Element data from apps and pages

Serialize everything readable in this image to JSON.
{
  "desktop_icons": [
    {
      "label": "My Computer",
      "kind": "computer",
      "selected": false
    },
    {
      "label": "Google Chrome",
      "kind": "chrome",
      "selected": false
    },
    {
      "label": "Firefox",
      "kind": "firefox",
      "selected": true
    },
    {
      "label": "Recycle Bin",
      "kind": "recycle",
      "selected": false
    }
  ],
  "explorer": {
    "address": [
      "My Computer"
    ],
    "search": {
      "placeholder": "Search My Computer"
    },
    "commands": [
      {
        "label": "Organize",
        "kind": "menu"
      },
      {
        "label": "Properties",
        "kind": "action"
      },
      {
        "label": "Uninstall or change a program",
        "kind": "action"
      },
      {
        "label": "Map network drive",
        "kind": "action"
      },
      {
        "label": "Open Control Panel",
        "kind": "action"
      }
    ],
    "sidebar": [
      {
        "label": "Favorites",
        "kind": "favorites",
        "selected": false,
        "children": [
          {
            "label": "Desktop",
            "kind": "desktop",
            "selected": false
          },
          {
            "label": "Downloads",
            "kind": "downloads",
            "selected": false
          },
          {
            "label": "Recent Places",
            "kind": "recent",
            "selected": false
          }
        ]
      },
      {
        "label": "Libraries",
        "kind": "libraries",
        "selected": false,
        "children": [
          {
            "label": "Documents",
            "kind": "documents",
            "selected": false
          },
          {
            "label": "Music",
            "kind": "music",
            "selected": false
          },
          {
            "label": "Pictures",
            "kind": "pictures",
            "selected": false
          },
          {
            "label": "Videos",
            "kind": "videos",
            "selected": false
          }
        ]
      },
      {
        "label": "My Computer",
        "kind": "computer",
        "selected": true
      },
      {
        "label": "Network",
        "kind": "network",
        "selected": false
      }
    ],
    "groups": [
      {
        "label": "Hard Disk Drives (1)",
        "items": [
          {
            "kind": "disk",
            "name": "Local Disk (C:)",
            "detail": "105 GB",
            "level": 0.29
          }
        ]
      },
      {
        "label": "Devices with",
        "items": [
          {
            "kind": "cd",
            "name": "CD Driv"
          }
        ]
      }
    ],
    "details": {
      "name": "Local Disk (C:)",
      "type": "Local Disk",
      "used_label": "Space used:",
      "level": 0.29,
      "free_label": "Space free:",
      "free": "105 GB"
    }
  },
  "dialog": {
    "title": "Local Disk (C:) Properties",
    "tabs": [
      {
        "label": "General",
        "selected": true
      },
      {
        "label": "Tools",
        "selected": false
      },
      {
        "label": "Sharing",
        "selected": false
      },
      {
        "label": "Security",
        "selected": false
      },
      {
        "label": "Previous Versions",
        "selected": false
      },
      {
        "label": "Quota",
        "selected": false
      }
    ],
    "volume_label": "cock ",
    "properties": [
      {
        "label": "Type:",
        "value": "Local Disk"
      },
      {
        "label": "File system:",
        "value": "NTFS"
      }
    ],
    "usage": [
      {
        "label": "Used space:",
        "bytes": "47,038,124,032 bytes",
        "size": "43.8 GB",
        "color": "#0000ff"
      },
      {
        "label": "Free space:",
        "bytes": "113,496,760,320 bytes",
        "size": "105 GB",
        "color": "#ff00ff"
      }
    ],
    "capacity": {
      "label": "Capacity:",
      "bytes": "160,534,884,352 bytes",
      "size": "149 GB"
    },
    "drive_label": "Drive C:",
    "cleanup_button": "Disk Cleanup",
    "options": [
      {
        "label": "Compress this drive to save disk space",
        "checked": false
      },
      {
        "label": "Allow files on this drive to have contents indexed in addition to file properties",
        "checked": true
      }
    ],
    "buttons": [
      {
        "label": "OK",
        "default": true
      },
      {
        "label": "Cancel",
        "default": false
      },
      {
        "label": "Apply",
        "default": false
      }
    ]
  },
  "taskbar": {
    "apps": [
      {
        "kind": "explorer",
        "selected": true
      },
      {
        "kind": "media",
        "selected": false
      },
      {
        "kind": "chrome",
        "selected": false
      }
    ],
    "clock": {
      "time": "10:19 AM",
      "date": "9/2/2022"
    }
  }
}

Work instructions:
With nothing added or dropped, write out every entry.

Output:
Serialize everything readable in this image to JSON.
{
  "desktop_icons": [
    {
      "label": "My Computer",
      "kind": "computer",
      "selected": false
    },
    {
      "label": "Google Chrome",
      "kind": "chrome",
      "selected": false
    },
    {
      "label": "Firefox",
      "kind": "firefox",
      "selected": true
    },
    {
      "label": "Recycle Bin",
      "kind": "recycle",
      "selected": false
    }
  ],
  "explorer": {
    "address": [
      "My Computer"
    ],
    "search": {
      "placeholder": "Search My Computer"
    },
    "commands": [
      {
        "label": "Organize",
        "kind": "menu"
      },
      {
        "label": "Properties",
        "kind": "action"
      },
      {
        "label": "Uninstall or change a program",
        "kind": "action"
      },
      {
        "label": "Map network drive",
        "kind": "action"
      },
      {
        "label": "Open Control Panel",
        "kind": "action"
      }
    ],
    "sidebar": [
      {
        "label": "Favorites",
        "kind": "favorites",
        "selected": false,
        "children": [
          {
            "label": "Desktop",
            "kind": "desktop",
            "selected": false
          },
          {
            "label": "Downloads",
            "kind": "downloads",
            "selected": false
          },
          {
            "label": "Recent Places",
            "kind": "recent",
            "selected": false
          }
        ]
      },
      {
        "label": "Libraries",
        "kind": "libraries",
        "selected": false,
        "children": [
          {
            "label": "Documents",
            "kind": "documents",
            "selected": false
          },
          {
            "label": "Music",
            "kind": "music",
            "selected": false
          },
          {
            "label": "Pictures",
            "kind": "pictures",
            "selected": false
          },
          {
            "label": "Videos",
            "kind": "videos",
            "selected": false
          }
        ]
      },
      {
        "label": "My Computer",
        "kind": "computer",
        "selected": true
      },
      {
        "label": "Network",
        "kind": "network",
        "selected": false
      }
    ],
    "groups": [
      {
        "label": "Hard Disk Drives (1)",
        "items": [
          {
            "kind": "disk",
            "name": "Local Disk (C:)",
            "detail": "105 GB",
            "level": 0.29
          }
        ]
      },
      {
        "label": "Devices with",
        "items": [
          {
            "kind": "cd",
            "name": "CD Driv"
          }
        ]
      }
    ],
    "details": {
      "name": "Local Disk (C:)",
      "type": "Local Disk",
      "used_label": "Space used:",
      "level": 0.29,
      "free_label": "Space free:",
      "free": "105 GB"
    }
  },
  "dialog": {
    "title": "Local Disk (C:) Properties",
    "tabs": [
      {
        "label": "General",
        "selected": true
      },
      {
        "label": "Tools",
        "selected": false
      },
      {
        "label": "Sharing",
        "selected": false
      },
      {
        "label": "Security",
        "selected": false
      },
      {
        "label": "Previous Versions",
        "selected": false
      },
      {
        "label": "Quota",
        "selected": false
      }
    ],
    "volume_label": "cock ",
    "properties": [
      {
        "label": "Type:",
        "value": "Local Disk"
      },
      {
        "label": "File system:",
        "value": "NTFS"
      }
    ],
    "usage": [
      {
        "label": "Used space:",
        "bytes": "47,038,124,032 bytes",
        "size": "43.8 GB",
        "color": "#0000ff"
      },
      {
        "label": "Free space:",
        "bytes": "113,496,760,320 bytes",
        "size": "105 GB",
        "color": "#ff00ff"
      }
    ],
    "capacity": {
      "label": "Capacity:",
      "bytes": "160,534,884,352 bytes",
      "size": "149 GB"
    },
    "drive_label": "Drive C:",
    "cleanup_button": "Disk Cleanup",
    "options": [
      {
        "label": "Compress this drive to save disk space",
        "checked": false
      },
      {
        "label": "Allow files on this drive to have contents indexed in addition to file properties",
        "checked": true
      }
    ],
    "buttons": [
      {
        "label": "OK",
        "default": true
      },
      {
        "label": "Cancel",
        "default": false
      },
      {
        "label": "Apply",
        "default": false
      }
    ]
  },
  "taskbar": {
    "apps": [
      {
        "kind": "explorer",
        "selected": true
      },
      {
        "kind": "media",
        "selected": false
      },
      {
        "kind": "chrome",
        "selected": false
      }
    ],
    "clock": {
      "time": "10:19 AM",
      "date": "9/2/2022"
    }
  }
}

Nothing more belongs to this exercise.